**Exercise:**
Only lines holding the word "อรรถพร" should be copied from the material.
--
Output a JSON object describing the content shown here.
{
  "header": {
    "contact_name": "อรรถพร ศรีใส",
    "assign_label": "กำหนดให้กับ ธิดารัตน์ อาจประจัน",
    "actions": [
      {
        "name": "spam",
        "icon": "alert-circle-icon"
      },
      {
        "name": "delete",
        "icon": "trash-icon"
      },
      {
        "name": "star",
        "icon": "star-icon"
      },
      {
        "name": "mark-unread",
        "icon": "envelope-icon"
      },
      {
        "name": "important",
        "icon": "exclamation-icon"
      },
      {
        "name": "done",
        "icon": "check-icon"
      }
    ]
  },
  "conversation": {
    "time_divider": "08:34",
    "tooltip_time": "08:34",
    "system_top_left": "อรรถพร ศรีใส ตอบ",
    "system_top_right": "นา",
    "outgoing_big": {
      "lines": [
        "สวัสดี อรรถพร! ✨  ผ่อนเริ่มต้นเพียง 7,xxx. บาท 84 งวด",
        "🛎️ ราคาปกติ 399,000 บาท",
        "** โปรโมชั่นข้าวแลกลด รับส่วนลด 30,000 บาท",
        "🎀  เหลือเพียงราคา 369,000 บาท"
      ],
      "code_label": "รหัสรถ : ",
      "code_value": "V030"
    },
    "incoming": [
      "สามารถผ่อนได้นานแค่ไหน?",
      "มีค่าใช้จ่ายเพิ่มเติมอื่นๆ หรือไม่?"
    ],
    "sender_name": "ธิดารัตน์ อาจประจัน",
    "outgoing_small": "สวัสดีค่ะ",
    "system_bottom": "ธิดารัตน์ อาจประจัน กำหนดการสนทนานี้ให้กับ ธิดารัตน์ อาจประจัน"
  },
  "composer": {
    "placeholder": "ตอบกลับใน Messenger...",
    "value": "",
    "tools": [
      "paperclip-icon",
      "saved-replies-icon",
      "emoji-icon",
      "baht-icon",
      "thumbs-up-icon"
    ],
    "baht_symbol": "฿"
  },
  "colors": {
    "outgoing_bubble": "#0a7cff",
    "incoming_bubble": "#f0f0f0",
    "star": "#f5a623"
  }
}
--
**Task answer:**
    "contact_name": "อรรถพร ศรีใส",
    "system_top_left": "อรรถพร ศรีใส ตอบ",
        "สวัสดี อรรถพร! ✨  ผ่อนเริ่มต้นเพียง 7,xxx. บาท 84 งวด",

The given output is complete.